▶ **What you are asked to do**
In the listing below, locate the lines bearing the word "调查兵团". Copy every one of them.

§ §

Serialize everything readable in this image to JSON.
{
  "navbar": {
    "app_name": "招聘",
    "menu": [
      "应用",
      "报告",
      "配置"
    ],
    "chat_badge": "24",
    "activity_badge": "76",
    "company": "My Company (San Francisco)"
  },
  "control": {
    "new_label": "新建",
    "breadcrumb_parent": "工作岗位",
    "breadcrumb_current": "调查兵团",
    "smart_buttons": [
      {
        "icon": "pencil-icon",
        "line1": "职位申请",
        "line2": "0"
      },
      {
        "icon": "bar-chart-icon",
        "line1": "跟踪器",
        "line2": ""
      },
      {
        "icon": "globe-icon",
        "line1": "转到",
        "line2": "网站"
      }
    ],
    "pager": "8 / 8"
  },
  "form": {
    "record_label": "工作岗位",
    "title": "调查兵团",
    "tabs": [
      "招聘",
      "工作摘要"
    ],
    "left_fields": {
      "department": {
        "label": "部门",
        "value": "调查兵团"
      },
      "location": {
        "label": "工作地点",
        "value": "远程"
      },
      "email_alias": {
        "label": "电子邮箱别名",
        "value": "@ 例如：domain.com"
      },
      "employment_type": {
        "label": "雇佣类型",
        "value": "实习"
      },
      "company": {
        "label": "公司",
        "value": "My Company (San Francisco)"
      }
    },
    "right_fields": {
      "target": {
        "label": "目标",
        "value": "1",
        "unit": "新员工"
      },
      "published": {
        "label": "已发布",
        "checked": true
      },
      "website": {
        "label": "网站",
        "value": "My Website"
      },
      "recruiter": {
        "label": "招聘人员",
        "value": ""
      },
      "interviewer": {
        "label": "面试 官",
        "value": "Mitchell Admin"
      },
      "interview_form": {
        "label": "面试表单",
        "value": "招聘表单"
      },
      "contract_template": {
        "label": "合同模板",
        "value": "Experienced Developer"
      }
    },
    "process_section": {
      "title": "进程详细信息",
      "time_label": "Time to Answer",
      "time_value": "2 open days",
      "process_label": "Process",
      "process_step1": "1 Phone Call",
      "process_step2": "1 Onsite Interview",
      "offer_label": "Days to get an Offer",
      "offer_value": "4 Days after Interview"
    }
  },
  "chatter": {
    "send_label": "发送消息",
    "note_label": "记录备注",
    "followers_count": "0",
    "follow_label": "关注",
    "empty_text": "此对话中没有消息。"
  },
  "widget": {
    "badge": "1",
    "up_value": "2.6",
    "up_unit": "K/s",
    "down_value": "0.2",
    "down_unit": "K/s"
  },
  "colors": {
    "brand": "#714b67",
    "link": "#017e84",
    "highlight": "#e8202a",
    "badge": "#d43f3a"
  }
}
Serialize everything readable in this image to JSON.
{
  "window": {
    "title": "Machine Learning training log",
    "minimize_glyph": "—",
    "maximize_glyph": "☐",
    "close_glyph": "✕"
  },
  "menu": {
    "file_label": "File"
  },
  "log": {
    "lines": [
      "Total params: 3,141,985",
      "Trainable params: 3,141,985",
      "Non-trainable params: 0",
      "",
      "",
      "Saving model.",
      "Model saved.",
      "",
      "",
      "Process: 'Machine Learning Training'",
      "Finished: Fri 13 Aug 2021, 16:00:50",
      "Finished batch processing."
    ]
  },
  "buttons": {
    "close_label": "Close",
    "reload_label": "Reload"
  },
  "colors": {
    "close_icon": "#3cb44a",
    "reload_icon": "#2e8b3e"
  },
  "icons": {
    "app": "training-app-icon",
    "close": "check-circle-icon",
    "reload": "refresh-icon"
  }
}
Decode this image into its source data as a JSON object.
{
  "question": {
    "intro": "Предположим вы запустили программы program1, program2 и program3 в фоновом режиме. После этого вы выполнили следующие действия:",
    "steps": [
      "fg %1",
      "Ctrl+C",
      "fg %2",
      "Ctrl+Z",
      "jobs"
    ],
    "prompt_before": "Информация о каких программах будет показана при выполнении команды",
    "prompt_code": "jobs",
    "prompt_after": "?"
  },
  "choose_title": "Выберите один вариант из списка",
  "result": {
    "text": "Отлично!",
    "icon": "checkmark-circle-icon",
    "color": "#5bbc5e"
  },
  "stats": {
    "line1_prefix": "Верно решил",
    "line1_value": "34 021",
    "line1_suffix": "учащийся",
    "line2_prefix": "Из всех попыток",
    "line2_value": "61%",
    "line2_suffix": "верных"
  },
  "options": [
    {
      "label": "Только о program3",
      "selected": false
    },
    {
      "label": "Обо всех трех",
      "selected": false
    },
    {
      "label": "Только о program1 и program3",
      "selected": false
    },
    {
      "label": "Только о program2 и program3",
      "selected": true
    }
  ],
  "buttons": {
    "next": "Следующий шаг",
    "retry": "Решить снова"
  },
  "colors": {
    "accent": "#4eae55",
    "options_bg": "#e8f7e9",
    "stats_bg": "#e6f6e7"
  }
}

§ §

▶ **Task response**
    "breadcrumb_current": "调查兵团",
    "title": "调查兵团",
        "value": "调查兵团"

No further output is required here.